RECORDS TO USE: Begin

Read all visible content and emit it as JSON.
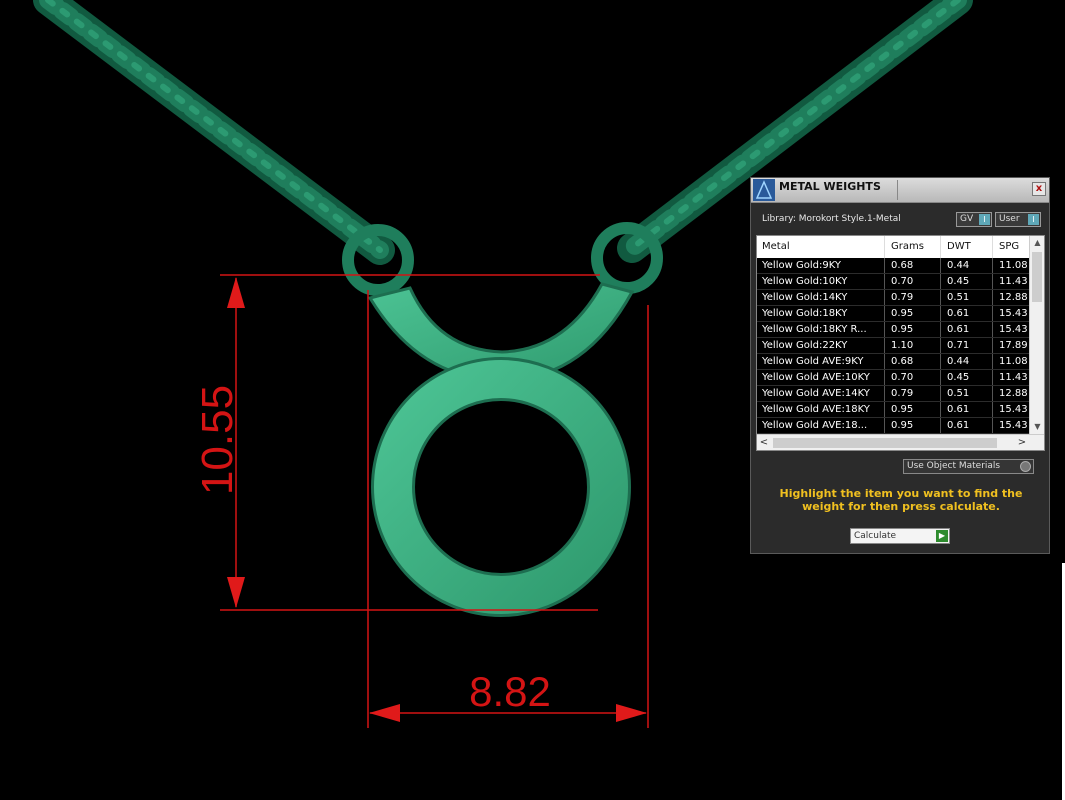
{
  "viewport": {
    "dimension_height": "10.55",
    "dimension_width": "8.82",
    "colors": {
      "background": "#000000",
      "metal": "#3aaa7c",
      "chain": "#1f7e5c",
      "dimension": "#d41414"
    }
  },
  "panel": {
    "title": "METAL WEIGHTS",
    "close_label": "x",
    "library_label": "Library: Morokort Style.1-Metal",
    "gv_label": "GV",
    "user_label": "User",
    "columns": [
      "Metal",
      "Grams",
      "DWT",
      "SPG"
    ],
    "rows": [
      {
        "metal": "Yellow Gold:9KY",
        "grams": "0.68",
        "dwt": "0.44",
        "spg": "11.08"
      },
      {
        "metal": "Yellow Gold:10KY",
        "grams": "0.70",
        "dwt": "0.45",
        "spg": "11.43"
      },
      {
        "metal": "Yellow Gold:14KY",
        "grams": "0.79",
        "dwt": "0.51",
        "spg": "12.88"
      },
      {
        "metal": "Yellow Gold:18KY",
        "grams": "0.95",
        "dwt": "0.61",
        "spg": "15.43"
      },
      {
        "metal": "Yellow Gold:18KY R...",
        "grams": "0.95",
        "dwt": "0.61",
        "spg": "15.43"
      },
      {
        "metal": "Yellow Gold:22KY",
        "grams": "1.10",
        "dwt": "0.71",
        "spg": "17.89"
      },
      {
        "metal": "Yellow Gold AVE:9KY",
        "grams": "0.68",
        "dwt": "0.44",
        "spg": "11.08"
      },
      {
        "metal": "Yellow Gold AVE:10KY",
        "grams": "0.70",
        "dwt": "0.45",
        "spg": "11.43"
      },
      {
        "metal": "Yellow Gold AVE:14KY",
        "grams": "0.79",
        "dwt": "0.51",
        "spg": "12.88"
      },
      {
        "metal": "Yellow Gold AVE:18KY",
        "grams": "0.95",
        "dwt": "0.61",
        "spg": "15.43"
      },
      {
        "metal": "Yellow Gold AVE:18...",
        "grams": "0.95",
        "dwt": "0.61",
        "spg": "15.43"
      }
    ],
    "use_object_materials_label": "Use Object Materials",
    "hint_text": "Highlight the item you want to find the weight for then press calculate.",
    "calculate_label": "Calculate",
    "colors": {
      "hint": "#f0c020",
      "toggle_accent": "#5fa8b8",
      "calc_accent": "#2e8b2e"
    }
  }
}
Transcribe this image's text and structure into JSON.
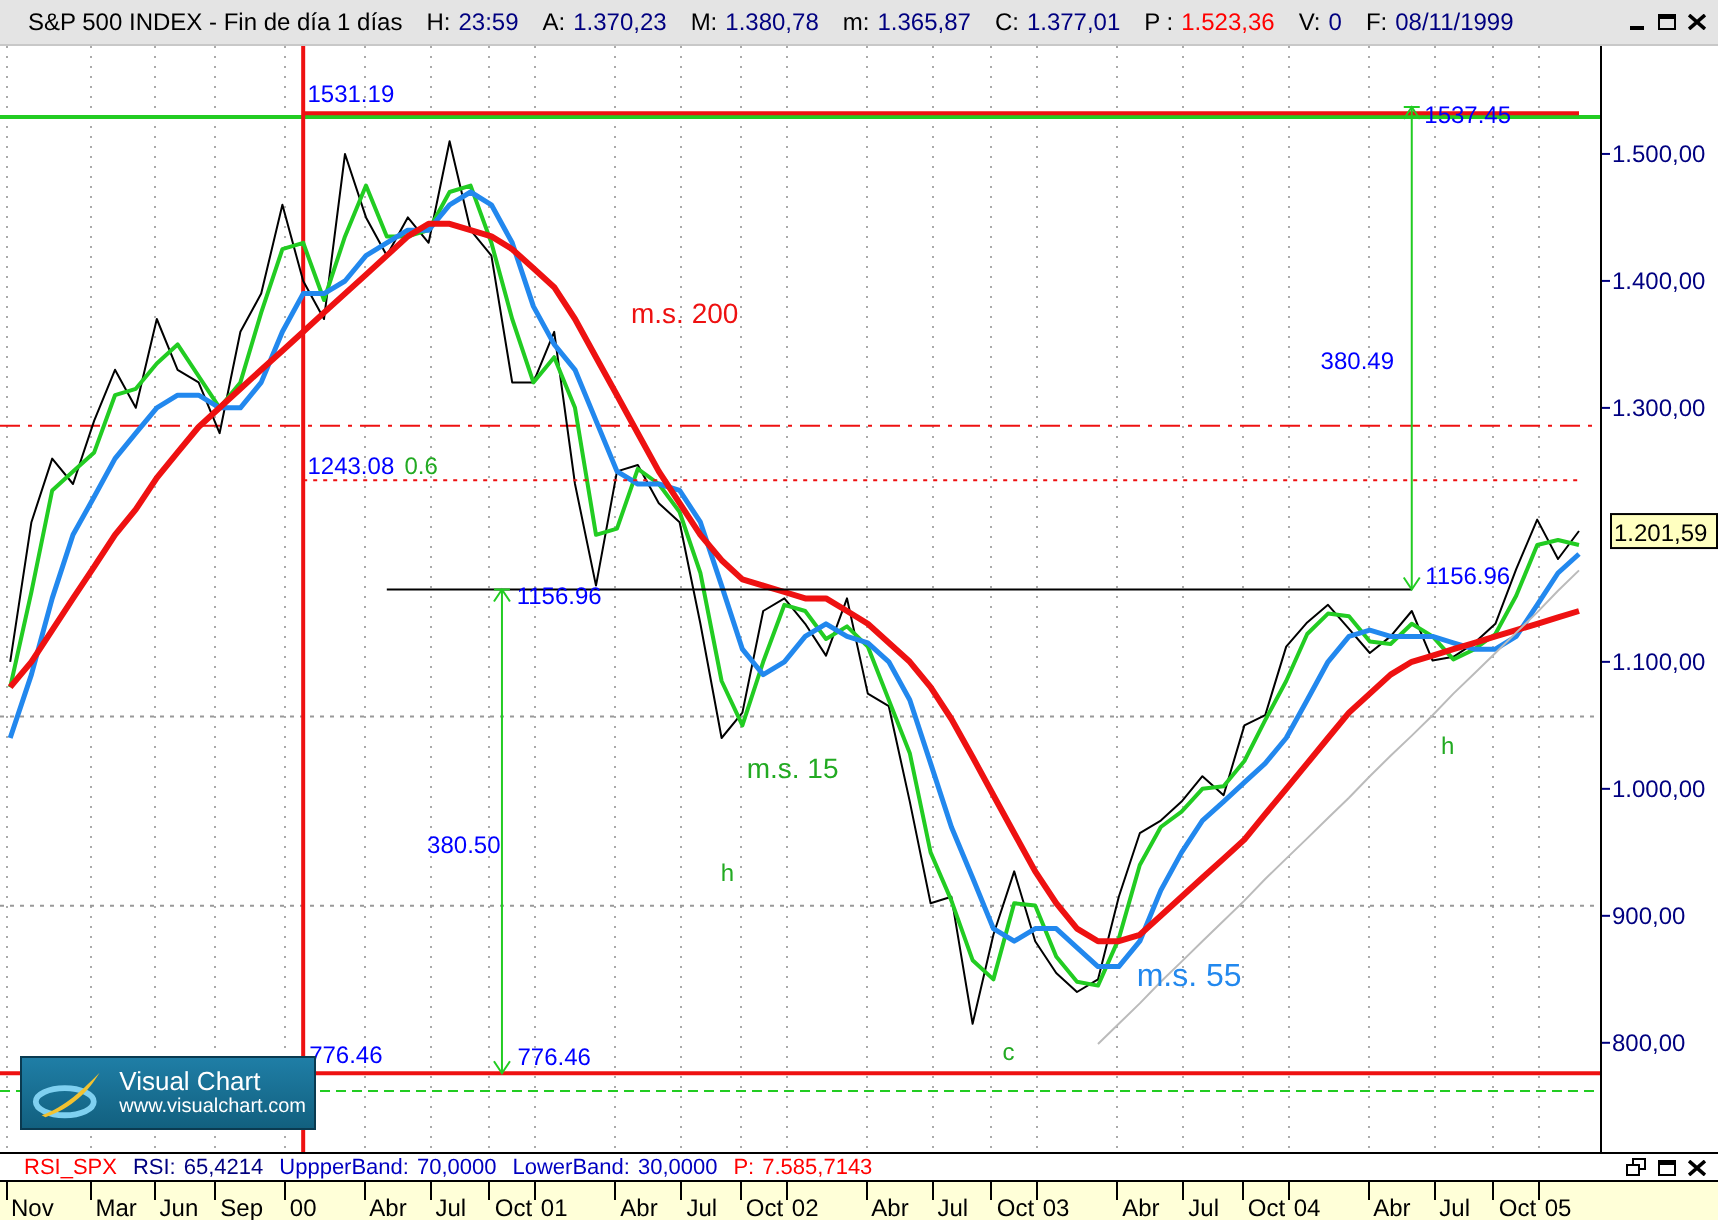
{
  "window": {
    "title": "S&P 500 INDEX - Fin de día 1 días",
    "fields": [
      {
        "label": "H:",
        "value": "23:59",
        "color": "#000080"
      },
      {
        "label": "A:",
        "value": "1.370,23",
        "color": "#000080"
      },
      {
        "label": "M:",
        "value": "1.380,78",
        "color": "#000080"
      },
      {
        "label": "m:",
        "value": "1.365,87",
        "color": "#000080"
      },
      {
        "label": "C:",
        "value": "1.377,01",
        "color": "#000080"
      },
      {
        "label": "P :",
        "value": "1.523,36",
        "color": "#ff0000"
      },
      {
        "label": "V:",
        "value": "0",
        "color": "#000080"
      },
      {
        "label": "F:",
        "value": "08/11/1999",
        "color": "#000080"
      }
    ]
  },
  "chart": {
    "chart_data": {
      "type": "line",
      "x": [
        -1.167,
        -1.083,
        -1,
        -0.917,
        -0.833,
        -0.75,
        -0.667,
        -0.583,
        -0.5,
        -0.417,
        -0.333,
        -0.25,
        -0.167,
        -0.083,
        0,
        0.083,
        0.167,
        0.25,
        0.333,
        0.417,
        0.5,
        0.583,
        0.667,
        0.75,
        0.833,
        0.917,
        1,
        1.083,
        1.167,
        1.25,
        1.333,
        1.417,
        1.5,
        1.583,
        1.667,
        1.75,
        1.833,
        1.917,
        2,
        2.083,
        2.167,
        2.25,
        2.333,
        2.417,
        2.5,
        2.583,
        2.667,
        2.75,
        2.833,
        2.917,
        3,
        3.083,
        3.167,
        3.25,
        3.333,
        3.417,
        3.5,
        3.583,
        3.667,
        3.75,
        3.833,
        3.917,
        4,
        4.083,
        4.167,
        4.25,
        4.333,
        4.417,
        4.5,
        4.583,
        4.667,
        4.75,
        4.833,
        4.917,
        5,
        5.083
      ],
      "series": [
        {
          "color": "#000000",
          "values": [
            1100,
            1210,
            1260,
            1240,
            1290,
            1330,
            1300,
            1370,
            1330,
            1320,
            1280,
            1360,
            1390,
            1460,
            1400,
            1370,
            1500,
            1450,
            1420,
            1450,
            1430,
            1510,
            1440,
            1420,
            1320,
            1320,
            1360,
            1240,
            1160,
            1250,
            1255,
            1225,
            1210,
            1130,
            1040,
            1060,
            1140,
            1150,
            1130,
            1105,
            1150,
            1075,
            1065,
            990,
            910,
            915,
            815,
            885,
            935,
            880,
            855,
            840,
            850,
            915,
            965,
            975,
            990,
            1010,
            995,
            1050,
            1058,
            1112,
            1131,
            1145,
            1126,
            1107,
            1120,
            1140,
            1101,
            1104,
            1115,
            1130,
            1173,
            1212,
            1181,
            1203
          ]
        },
        {
          "color": "#22cc22",
          "values": [
            1080,
            1155,
            1235,
            1250,
            1265,
            1310,
            1315,
            1335,
            1350,
            1325,
            1300,
            1320,
            1375,
            1425,
            1430,
            1385,
            1435,
            1475,
            1435,
            1435,
            1440,
            1470,
            1475,
            1430,
            1370,
            1320,
            1340,
            1300,
            1200,
            1205,
            1252,
            1240,
            1218,
            1170,
            1085,
            1050,
            1100,
            1145,
            1140,
            1118,
            1128,
            1112,
            1070,
            1028,
            950,
            912,
            865,
            850,
            910,
            908,
            868,
            848,
            845,
            882,
            940,
            970,
            982,
            1000,
            1002,
            1022,
            1054,
            1085,
            1122,
            1138,
            1136,
            1116,
            1114,
            1130,
            1120,
            1102,
            1110,
            1122,
            1152,
            1192,
            1196,
            1192
          ]
        },
        {
          "color": "#2288ee",
          "values": [
            1040,
            1090,
            1150,
            1200,
            1230,
            1260,
            1280,
            1300,
            1310,
            1310,
            1300,
            1300,
            1320,
            1360,
            1390,
            1390,
            1400,
            1420,
            1430,
            1440,
            1440,
            1460,
            1470,
            1460,
            1430,
            1380,
            1350,
            1330,
            1290,
            1250,
            1240,
            1240,
            1235,
            1210,
            1160,
            1110,
            1090,
            1100,
            1120,
            1130,
            1120,
            1115,
            1100,
            1070,
            1020,
            970,
            930,
            890,
            880,
            890,
            890,
            875,
            860,
            860,
            880,
            920,
            950,
            975,
            990,
            1005,
            1020,
            1040,
            1070,
            1100,
            1120,
            1125,
            1120,
            1120,
            1120,
            1115,
            1110,
            1110,
            1120,
            1145,
            1170,
            1185
          ]
        },
        {
          "color": "#ee1111",
          "values": [
            1080,
            1100,
            1125,
            1150,
            1175,
            1200,
            1220,
            1245,
            1265,
            1285,
            1300,
            1315,
            1330,
            1345,
            1360,
            1375,
            1390,
            1405,
            1420,
            1435,
            1445,
            1445,
            1440,
            1435,
            1425,
            1410,
            1395,
            1370,
            1340,
            1310,
            1280,
            1250,
            1225,
            1200,
            1180,
            1165,
            1160,
            1155,
            1150,
            1150,
            1140,
            1130,
            1115,
            1100,
            1080,
            1055,
            1025,
            995,
            965,
            935,
            910,
            890,
            880,
            880,
            885,
            900,
            915,
            930,
            945,
            960,
            980,
            1000,
            1020,
            1040,
            1060,
            1075,
            1090,
            1100,
            1105,
            1110,
            1115,
            1120,
            1125,
            1130,
            1135,
            1140
          ]
        },
        {
          "color": "#ee1111",
          "values": [
            null,
            null,
            null,
            null,
            null,
            null,
            null,
            null,
            null,
            null,
            null,
            null,
            null,
            null,
            1532,
            1532,
            1532,
            1532,
            1532,
            1532,
            1532,
            1532,
            1532,
            1532,
            1532,
            1532,
            1532,
            1532,
            1532,
            1532,
            1532,
            1532,
            1532,
            1532,
            1532,
            1532,
            1532,
            1532,
            1532,
            1532,
            1532,
            1532,
            1532,
            1532,
            1532,
            1532,
            1532,
            1532,
            1532,
            1532,
            1532,
            1532,
            1532,
            1532,
            1532,
            1532,
            1532,
            1532,
            1532,
            1532,
            1532,
            1532,
            1532,
            1532,
            1532,
            1532,
            1532,
            1532,
            1532,
            1532,
            1532,
            1532,
            1532,
            1532,
            1532,
            1532
          ]
        },
        {
          "color": "#ee1111",
          "line_style": "dotted",
          "values": [
            null,
            null,
            null,
            null,
            null,
            null,
            null,
            null,
            null,
            null,
            null,
            null,
            null,
            null,
            1243,
            1243,
            1243,
            1243,
            1243,
            1243,
            1243,
            1243,
            1243,
            1243,
            1243,
            1243,
            1243,
            1243,
            1243,
            1243,
            1243,
            1243,
            1243,
            1243,
            1243,
            1243,
            1243,
            1243,
            1243,
            1243,
            1243,
            1243,
            1243,
            1243,
            1243,
            1243,
            1243,
            1243,
            1243,
            1243,
            1243,
            1243,
            1243,
            1243,
            1243,
            1243,
            1243,
            1243,
            1243,
            1243,
            1243,
            1243,
            1243,
            1243,
            1243,
            1243,
            1243,
            1243,
            1243,
            1243,
            1243,
            1243,
            1243,
            1243,
            1243,
            1243
          ]
        },
        {
          "color": "#000000",
          "values": [
            null,
            null,
            null,
            null,
            null,
            null,
            null,
            null,
            null,
            null,
            null,
            null,
            null,
            null,
            null,
            null,
            null,
            null,
            1157,
            1157,
            1157,
            1157,
            1157,
            1157,
            1157,
            1157,
            1157,
            1157,
            1157,
            1157,
            1157,
            1157,
            1157,
            1157,
            1157,
            1157,
            1157,
            1157,
            1157,
            1157,
            1157,
            1157,
            1157,
            1157,
            1157,
            1157,
            1157,
            1157,
            1157,
            1157,
            1157,
            1157,
            1157,
            1157,
            1157,
            1157,
            1157,
            1157,
            1157,
            1157,
            1157,
            1157,
            1157,
            1157,
            1157,
            1157,
            1157,
            1157,
            null,
            null,
            null,
            null,
            null,
            null,
            null,
            null
          ]
        },
        {
          "color": "#bbbbbb",
          "values": [
            null,
            null,
            null,
            null,
            null,
            null,
            null,
            null,
            null,
            null,
            null,
            null,
            null,
            null,
            null,
            null,
            null,
            null,
            null,
            null,
            null,
            null,
            null,
            null,
            null,
            null,
            null,
            null,
            null,
            null,
            null,
            null,
            null,
            null,
            null,
            null,
            null,
            null,
            null,
            null,
            null,
            null,
            null,
            null,
            null,
            null,
            null,
            null,
            null,
            null,
            null,
            null,
            799,
            815,
            831,
            848,
            864,
            880,
            896,
            912,
            929,
            945,
            961,
            977,
            993,
            1010,
            1026,
            1042,
            1058,
            1075,
            1091,
            1107,
            1123,
            1139,
            1156,
            1172
          ]
        }
      ],
      "xlim": [
        -1.208,
        5.167
      ],
      "ylim": [
        714,
        1585
      ],
      "xticks": [
        {
          "value": -1.079,
          "label": "Nov"
        },
        {
          "value": -0.745,
          "label": "Mar"
        },
        {
          "value": -0.495,
          "label": "Jun"
        },
        {
          "value": -0.245,
          "label": "Sep"
        },
        {
          "value": 0,
          "label": "00"
        },
        {
          "value": 0.338,
          "label": "Abr"
        },
        {
          "value": 0.588,
          "label": "Jul"
        },
        {
          "value": 0.838,
          "label": "Oct"
        },
        {
          "value": 1,
          "label": "01"
        },
        {
          "value": 1.338,
          "label": "Abr"
        },
        {
          "value": 1.588,
          "label": "Jul"
        },
        {
          "value": 1.838,
          "label": "Oct"
        },
        {
          "value": 2,
          "label": "02"
        },
        {
          "value": 2.338,
          "label": "Abr"
        },
        {
          "value": 2.588,
          "label": "Jul"
        },
        {
          "value": 2.838,
          "label": "Oct"
        },
        {
          "value": 3,
          "label": "03"
        },
        {
          "value": 3.338,
          "label": "Abr"
        },
        {
          "value": 3.588,
          "label": "Jul"
        },
        {
          "value": 3.838,
          "label": "Oct"
        },
        {
          "value": 4,
          "label": "04"
        },
        {
          "value": 4.338,
          "label": "Abr"
        },
        {
          "value": 4.588,
          "label": "Jul"
        },
        {
          "value": 4.838,
          "label": "Oct"
        },
        {
          "value": 5,
          "label": "05"
        }
      ],
      "yticks": [
        {
          "value": 800,
          "label": "800,00"
        },
        {
          "value": 900,
          "label": "900,00"
        },
        {
          "value": 1000,
          "label": "1.000,00"
        },
        {
          "value": 1100,
          "label": "1.100,00"
        },
        {
          "value": 1300,
          "label": "1.300,00"
        },
        {
          "value": 1400,
          "label": "1.400,00"
        },
        {
          "value": 1500,
          "label": "1.500,00"
        }
      ],
      "ref_lines": [
        {
          "axis": "y",
          "value": 1057,
          "color": "#999999"
        },
        {
          "axis": "y",
          "value": 908,
          "color": "#999999"
        },
        {
          "axis": "y",
          "value": 1286,
          "color": "#ee1111"
        },
        {
          "axis": "y",
          "value": 1529,
          "color": "#22cc22"
        },
        {
          "axis": "y",
          "value": 776,
          "color": "#ee1111"
        },
        {
          "axis": "y",
          "value": 762,
          "color": "#22cc22"
        },
        {
          "axis": "x",
          "value": 0,
          "color": "#ee1111"
        }
      ],
      "annotations": [
        "1531.19",
        "1537.45",
        "m.s. 200",
        "380.49",
        "1243.08",
        "0.6",
        "1156.96",
        "1156.96",
        "m.s. 15",
        "h",
        "380.50",
        "m.s. 55",
        "h",
        "c",
        "776.46",
        "776.46"
      ]
    },
    "price_tag": "1.201,59",
    "logo": {
      "name": "Visual Chart",
      "url": "www.visualchart.com"
    },
    "indicator_bar": {
      "name": "RSI_SPX",
      "fields": [
        {
          "label": "RSI:",
          "value": "65,4214",
          "color": "#000080"
        },
        {
          "label": "UppperBand:",
          "value": "70,0000",
          "color": "#0000c0"
        },
        {
          "label": "LowerBand:",
          "value": "30,0000",
          "color": "#0000c0"
        },
        {
          "label": "P:",
          "value": "7.585,7143",
          "color": "#ff0000"
        }
      ]
    }
  }
}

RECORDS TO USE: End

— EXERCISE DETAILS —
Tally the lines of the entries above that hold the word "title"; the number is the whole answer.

— TASK RESPONSE —
2